Get this code to compile - You may add (but not delete) any additional amount of code you like with one exception -
you may not implement the getA() method inside the TwistedClass. Feel free to make any other additions!

Commenting out any existing code - is considered as deleting. Cute statements like public class Twisted /*implements TwistedInterface*/ don't count as correct answer thought I really do appreciate ingenuity! -:)

I think this is a tough puzzle – in case you disagree you might want to leave your solution here.

I'd like feedback for this particular puzzle – is it hard or still too easy? Feedback is as always highly appreciated!

Puzzle 22 – Solution

This is a pretty classic puzzle with a pretty classic solution. The program below swaps two numbers without using a temporary variable.

package com.twister;
import java.util.Scanner;

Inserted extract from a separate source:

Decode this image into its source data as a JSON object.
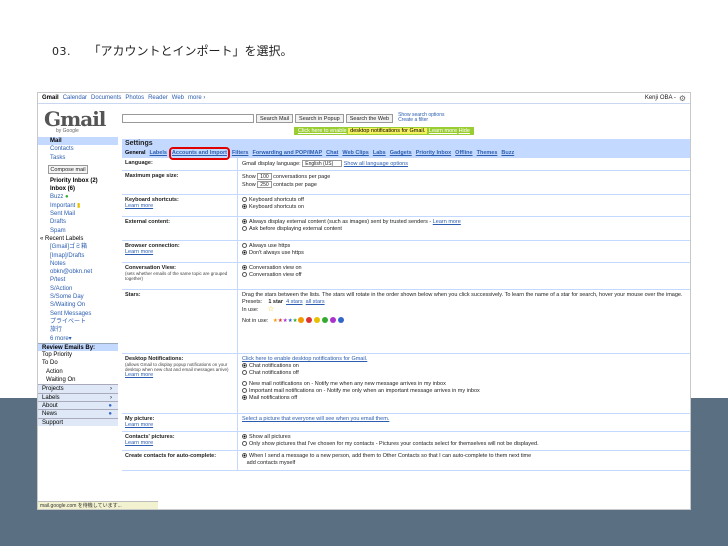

public class Swap{

public static void swap(int a,int b){
System.out.println(
"Numbers before change are "
+ a + " and " + b);
a
= a + b;
b
= a - b;
a
= a - b;
System.out.println(
"Numbers after change are "
+ a + " and " + b);
}

public static void main(String args[]){
swap(
new Scanner(System.in).nextInt(),
new Scanner(System.in).nextInt());
}
}

This program works for all values of integer even if we overflow them. Don’t believe me – go ahead and give it a try!!

Congrats to
1. Behive
for getting the right solution.

Wednesday, May 6, 2009

Puzzle 22 - Swap again!

Language – Java/C++ | Type – Problem (Code) | Last date 10-May-2009 12:00 p.m. IST | Points 5

This is one of those classic puzzles …

Write a program that swaps two numbers.
Twist: Do not use a temporary variable while doing the swap.

Think this one is pretty easy? You might want to try out its tougher variation here.

Got an answer? Why don’t you leave it here.

Puzzle 21 – Solution

The key to the puzzle is 'static method can be called using an object reference.' The solution to this simple puzzle is:

Output – Static Method Print Statement called.
Reason - Static method can be called using object reference.

Sorry no correct answers this week.

Sunday, May 3, 2009

Puzzle 21 – Static This!

Language – Java | Type – Concept | Last date 06-May-2009 9:00 p.m. IST | Points 2

Does anyone really code like this? Anyone out here figure out what does this code do?
package com.twisters;
public class StaticThis {

public static void main(String[] args) {
new StaticThis().print();
}

public static void printStatement(){
System.out.println("Static Method Print Statement called.");
}

public void print() {
this.printStatement();
}
}
Got an answer? Why don’t you leave it here.

Puzzle 20 – Solution.

The key to the last puzzles solution is ‘getting hold of the super class variable in the child class constructor.’ The simplest way to do so is using the super keyword.

The code snippet that achieves this is super.a = 10.

Congrats to
1. Sathi
2. Anonymous
for getting the answer right.

Friday, May 1, 2009

Treasure Hunt - Post 1

Twister is a basic level quiz and I have been for some time thinking of something more advance. That’s what gets me to this post - a Java based Treasure Hunt.

Treasure hunts are always fun - especially if you don't have to run about in dense forest and ride tormenting seas :)

I still have not got everything in place - might be a few more weeks before everything is ready to roll - but I'll try and give you a fair idea about what this is going to be.
It's a treasure hunt - one clue will lead to another - until (or if) you finally find the treasure. The clues are not typical Java features and like most treasure hunts there would be more then one way to break the clues.

The story so far? "Legend has it that HeadHunter of the java.pirate.hunter band has kept this treasure hidden for over 10 years. But nothing can be hidden forever and rumor of The LINK have started to surface. As you well wishing friend and guide I offer you this adventure - something you have never seen before ..."

Keep watching this space for more...